Take a positive approach to ensure that all children feel included, secure and valued. It is crucial to build positive relationships with parents in order to work with them and to support their child's learning and growth. Early years experiences should build on what children already know and no child should be excluded or disadvantaged with the home and setting working together to achieve a common goal. Identify and note children's achievements clearly to form a purposeful learning journey and continue to identify next steps to extend learning.
Case study – At one setting, a 2-year child showed an interest one day with dinosaurs, then a few days later about going to the park, and choosing a book about healthy foods. The practitioner planned a visit to the local park, with a walk to the local shops to buy fruit so that the children could make a fruit salad, eating their daily healthy snack in the park. She extended the dinosaur interest with excavation camps and building a home for the dinosaur using sand, water, flour and wooden blocks selected by the child. Remembering that if a child is interested then they will learn. If the child's interest is at the heart of what you do, this reflects in the sustained thinking and interest demonstrated by children, and is a starting point to igniting their learning.

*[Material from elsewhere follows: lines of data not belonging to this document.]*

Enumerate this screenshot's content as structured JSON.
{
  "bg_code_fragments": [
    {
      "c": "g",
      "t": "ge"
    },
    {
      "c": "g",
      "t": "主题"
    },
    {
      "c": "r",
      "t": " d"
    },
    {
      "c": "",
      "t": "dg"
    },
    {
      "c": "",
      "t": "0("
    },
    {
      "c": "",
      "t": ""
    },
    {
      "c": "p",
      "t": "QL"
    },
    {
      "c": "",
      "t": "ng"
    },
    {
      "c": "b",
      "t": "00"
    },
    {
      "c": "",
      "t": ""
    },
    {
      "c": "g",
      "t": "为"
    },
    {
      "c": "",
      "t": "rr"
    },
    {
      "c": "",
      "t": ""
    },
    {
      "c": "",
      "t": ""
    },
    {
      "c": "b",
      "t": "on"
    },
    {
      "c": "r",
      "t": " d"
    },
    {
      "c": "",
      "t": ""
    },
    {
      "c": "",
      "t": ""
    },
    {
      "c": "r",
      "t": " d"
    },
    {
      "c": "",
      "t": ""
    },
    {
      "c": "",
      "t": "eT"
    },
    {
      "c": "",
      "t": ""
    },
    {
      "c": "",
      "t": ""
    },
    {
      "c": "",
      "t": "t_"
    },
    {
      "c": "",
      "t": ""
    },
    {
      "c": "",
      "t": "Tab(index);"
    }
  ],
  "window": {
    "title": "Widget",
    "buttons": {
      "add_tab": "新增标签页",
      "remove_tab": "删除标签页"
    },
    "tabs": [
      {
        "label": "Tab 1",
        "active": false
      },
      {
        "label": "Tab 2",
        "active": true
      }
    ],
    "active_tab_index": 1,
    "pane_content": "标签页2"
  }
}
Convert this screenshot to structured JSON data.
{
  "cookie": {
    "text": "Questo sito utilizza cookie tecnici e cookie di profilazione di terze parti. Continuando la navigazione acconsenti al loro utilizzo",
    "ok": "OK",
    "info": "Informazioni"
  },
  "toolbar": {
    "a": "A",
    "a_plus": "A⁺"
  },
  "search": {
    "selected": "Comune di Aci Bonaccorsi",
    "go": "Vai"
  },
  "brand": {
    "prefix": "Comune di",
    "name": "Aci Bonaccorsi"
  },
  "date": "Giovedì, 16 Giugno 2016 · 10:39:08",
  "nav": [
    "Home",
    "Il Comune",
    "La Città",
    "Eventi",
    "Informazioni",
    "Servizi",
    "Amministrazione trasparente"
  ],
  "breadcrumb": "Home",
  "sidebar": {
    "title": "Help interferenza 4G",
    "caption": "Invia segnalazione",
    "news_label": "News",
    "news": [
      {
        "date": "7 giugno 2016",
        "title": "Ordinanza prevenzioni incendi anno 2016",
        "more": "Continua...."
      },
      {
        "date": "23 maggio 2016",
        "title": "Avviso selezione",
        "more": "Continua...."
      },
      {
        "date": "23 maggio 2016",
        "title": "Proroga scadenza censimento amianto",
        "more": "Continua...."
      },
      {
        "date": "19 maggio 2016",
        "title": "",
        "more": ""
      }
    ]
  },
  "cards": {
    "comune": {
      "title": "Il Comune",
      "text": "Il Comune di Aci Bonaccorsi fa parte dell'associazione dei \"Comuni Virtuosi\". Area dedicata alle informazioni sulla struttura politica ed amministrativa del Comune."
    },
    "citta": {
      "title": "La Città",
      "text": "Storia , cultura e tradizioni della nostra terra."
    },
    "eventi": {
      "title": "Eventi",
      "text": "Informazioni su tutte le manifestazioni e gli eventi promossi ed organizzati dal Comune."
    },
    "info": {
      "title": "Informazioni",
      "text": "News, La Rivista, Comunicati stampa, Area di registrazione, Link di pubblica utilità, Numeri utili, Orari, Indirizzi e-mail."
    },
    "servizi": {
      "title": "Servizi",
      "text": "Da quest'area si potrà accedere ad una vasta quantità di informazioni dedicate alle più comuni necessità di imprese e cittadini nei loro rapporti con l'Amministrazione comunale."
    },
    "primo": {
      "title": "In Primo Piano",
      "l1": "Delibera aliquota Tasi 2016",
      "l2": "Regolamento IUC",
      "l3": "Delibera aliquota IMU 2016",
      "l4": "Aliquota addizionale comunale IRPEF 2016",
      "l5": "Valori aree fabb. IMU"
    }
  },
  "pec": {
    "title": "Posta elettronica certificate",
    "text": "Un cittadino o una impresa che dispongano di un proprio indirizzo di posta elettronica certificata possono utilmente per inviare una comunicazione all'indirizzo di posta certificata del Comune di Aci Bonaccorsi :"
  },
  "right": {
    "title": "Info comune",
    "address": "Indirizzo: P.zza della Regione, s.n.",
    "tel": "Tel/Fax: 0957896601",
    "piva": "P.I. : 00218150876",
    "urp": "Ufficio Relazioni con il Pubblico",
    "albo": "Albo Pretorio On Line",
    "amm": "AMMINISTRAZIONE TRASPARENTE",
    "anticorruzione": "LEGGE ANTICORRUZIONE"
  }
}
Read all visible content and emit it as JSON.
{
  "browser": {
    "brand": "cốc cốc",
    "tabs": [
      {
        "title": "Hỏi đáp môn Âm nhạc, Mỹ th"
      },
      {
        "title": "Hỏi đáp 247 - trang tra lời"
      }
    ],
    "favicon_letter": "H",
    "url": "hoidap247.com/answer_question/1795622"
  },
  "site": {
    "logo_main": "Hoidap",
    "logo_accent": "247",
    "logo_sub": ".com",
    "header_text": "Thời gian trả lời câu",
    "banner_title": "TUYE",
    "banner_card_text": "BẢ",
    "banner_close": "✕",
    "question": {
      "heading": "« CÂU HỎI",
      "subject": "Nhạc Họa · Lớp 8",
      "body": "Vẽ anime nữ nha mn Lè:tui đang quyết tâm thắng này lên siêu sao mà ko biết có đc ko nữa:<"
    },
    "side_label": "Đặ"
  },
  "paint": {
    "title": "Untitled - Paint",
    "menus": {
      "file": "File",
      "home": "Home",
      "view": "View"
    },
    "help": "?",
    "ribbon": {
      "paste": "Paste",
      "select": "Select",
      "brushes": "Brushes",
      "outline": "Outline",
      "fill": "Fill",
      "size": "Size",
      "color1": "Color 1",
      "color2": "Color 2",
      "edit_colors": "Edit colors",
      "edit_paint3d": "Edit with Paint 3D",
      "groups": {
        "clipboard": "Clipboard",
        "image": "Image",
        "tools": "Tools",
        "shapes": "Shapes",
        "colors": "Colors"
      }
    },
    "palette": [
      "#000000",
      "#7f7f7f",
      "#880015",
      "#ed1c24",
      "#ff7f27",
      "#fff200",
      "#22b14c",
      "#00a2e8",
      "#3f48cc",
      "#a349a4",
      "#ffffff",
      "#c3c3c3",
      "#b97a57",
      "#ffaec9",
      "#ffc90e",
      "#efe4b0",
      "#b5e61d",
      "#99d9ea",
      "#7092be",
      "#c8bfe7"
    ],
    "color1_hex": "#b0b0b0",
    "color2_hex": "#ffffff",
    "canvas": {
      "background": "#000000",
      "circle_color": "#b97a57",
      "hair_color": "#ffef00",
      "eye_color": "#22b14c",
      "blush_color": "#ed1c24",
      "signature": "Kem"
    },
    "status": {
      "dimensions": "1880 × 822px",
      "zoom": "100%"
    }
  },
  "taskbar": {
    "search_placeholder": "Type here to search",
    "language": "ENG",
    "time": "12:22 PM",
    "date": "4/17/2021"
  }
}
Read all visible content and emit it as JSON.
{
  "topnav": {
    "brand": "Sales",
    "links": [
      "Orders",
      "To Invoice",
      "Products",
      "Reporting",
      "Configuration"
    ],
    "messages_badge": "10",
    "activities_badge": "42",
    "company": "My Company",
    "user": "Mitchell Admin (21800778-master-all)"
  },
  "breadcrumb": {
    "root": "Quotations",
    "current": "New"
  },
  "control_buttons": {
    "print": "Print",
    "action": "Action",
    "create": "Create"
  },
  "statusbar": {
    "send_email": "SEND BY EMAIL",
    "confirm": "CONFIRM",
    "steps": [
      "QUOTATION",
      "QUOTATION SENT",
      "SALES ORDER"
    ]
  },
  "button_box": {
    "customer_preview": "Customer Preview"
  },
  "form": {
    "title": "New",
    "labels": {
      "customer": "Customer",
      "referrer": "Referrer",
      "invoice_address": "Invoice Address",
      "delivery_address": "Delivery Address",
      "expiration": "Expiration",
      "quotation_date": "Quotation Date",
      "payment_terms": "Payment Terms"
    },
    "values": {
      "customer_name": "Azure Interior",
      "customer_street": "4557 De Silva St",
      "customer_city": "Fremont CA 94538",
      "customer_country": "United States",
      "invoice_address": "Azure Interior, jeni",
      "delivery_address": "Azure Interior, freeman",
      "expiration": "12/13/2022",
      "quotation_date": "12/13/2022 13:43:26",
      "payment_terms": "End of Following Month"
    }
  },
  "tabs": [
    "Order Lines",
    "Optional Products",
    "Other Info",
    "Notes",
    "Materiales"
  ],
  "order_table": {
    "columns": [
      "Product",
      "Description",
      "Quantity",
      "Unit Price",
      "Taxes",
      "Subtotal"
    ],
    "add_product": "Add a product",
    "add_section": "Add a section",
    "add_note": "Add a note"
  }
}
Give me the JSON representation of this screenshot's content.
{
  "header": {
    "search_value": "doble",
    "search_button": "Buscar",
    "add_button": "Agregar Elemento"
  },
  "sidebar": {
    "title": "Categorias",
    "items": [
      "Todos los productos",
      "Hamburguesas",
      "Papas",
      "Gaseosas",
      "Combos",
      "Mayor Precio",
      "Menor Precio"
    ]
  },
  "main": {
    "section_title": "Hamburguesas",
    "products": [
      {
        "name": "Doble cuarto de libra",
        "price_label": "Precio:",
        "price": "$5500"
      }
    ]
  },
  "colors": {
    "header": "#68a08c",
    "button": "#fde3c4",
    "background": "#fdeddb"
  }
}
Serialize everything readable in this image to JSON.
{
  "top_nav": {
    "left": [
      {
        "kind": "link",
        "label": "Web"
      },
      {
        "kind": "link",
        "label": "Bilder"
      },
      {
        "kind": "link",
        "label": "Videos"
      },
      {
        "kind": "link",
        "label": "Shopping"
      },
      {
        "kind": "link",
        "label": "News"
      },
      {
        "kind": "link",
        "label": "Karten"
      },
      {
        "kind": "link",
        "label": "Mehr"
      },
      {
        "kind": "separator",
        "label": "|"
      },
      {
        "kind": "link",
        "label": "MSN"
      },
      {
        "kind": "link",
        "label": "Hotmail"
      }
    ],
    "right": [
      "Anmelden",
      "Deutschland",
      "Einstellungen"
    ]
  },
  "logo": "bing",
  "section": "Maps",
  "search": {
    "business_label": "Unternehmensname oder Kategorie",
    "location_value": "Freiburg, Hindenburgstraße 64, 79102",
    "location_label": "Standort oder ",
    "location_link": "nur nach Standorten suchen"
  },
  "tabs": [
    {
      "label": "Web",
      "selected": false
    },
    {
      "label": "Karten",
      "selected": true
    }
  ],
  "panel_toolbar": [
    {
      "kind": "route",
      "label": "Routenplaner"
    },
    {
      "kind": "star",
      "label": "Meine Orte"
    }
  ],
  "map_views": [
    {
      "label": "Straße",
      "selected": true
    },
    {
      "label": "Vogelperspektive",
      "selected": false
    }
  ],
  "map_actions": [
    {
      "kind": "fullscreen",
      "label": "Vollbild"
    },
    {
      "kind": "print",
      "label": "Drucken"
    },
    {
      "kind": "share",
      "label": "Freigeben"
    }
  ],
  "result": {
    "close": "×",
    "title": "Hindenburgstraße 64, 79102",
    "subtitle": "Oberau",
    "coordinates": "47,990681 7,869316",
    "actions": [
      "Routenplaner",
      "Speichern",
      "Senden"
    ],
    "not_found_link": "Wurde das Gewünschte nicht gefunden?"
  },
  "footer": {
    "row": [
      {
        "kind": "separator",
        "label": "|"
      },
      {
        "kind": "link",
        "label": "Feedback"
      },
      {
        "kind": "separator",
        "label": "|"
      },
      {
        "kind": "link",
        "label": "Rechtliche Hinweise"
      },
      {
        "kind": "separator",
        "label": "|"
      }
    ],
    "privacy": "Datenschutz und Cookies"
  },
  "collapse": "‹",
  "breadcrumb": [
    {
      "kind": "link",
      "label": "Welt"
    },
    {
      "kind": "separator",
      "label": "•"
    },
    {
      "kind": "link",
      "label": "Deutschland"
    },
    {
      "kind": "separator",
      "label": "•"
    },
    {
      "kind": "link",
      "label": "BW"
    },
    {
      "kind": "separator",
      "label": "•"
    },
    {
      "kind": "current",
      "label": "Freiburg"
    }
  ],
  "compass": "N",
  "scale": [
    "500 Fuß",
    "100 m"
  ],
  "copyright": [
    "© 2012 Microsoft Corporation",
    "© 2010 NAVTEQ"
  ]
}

Start with the end in mind
Starting with the end in mind is an effective and forward-thinking approach to creating and achieving a holistic, playful and meaningful learning experience for all children. The passion and willingness of each early years teacher to observe, assess and support learning regularly is a crucial starting point for making a difference to the wellbeing, learning and development of every child within the setting. This should incorporate understanding and consideration of children's unique interests, strengths, stage of development, achievements and emotional needs during the daily routine. An awareness of the potential of the environment, how to organise it and the ability to reflect and improve will enable practitioners/teachers to create purposeful opportunities for play and learning. Using play as a medium to support learning, it is important to acknowledge the interactions, relationship forming and interventions that play opportunities create (Moyles, 2010).
Create a wellbeing setting philosophy
Sharing ideas and creating a setting philosophy that underpins a wellbeing pedagogy is highly dependent upon a team that is passionate and motivated to support children's mental health and encourage children to form relationships, express their feelings, and manage conflict through self-regulating. Additionally, giving children time to adapt to changes and encouraging listening and opportunities to express and manage thoughts, feelings and emotions. Giving children a balanced and nutritional diet and regular physical play activities supports their physical and mental health.
The role of early year's teachers and practitioners in supporting children, and maximising learning opportunities is fundamental in creating a play environment that enables creativity, originality and self-expression. A play-based curriculum sets the platform for providing an educational programme that supports the holistic learning and development of children. The activity examples provided in this article are interchangeable and adaptable to suit individual needs of children. Facilitating learning and development opportunities requires careful planning, creative thinking and implementing with a good understanding of the benefits to children's development and wellbeing.
- A play-based curriculum provided by knowledgeable and skilled early years teachers and practitioners enables an educational programme that supports purposeful learning opportunities
- Starting from the children's needs, interests and curiosities enables effective learning opportunities
- Consider a consistent approach within daily practice, applying some or all of the strategies to support children's participation in a range of activities and learning experiences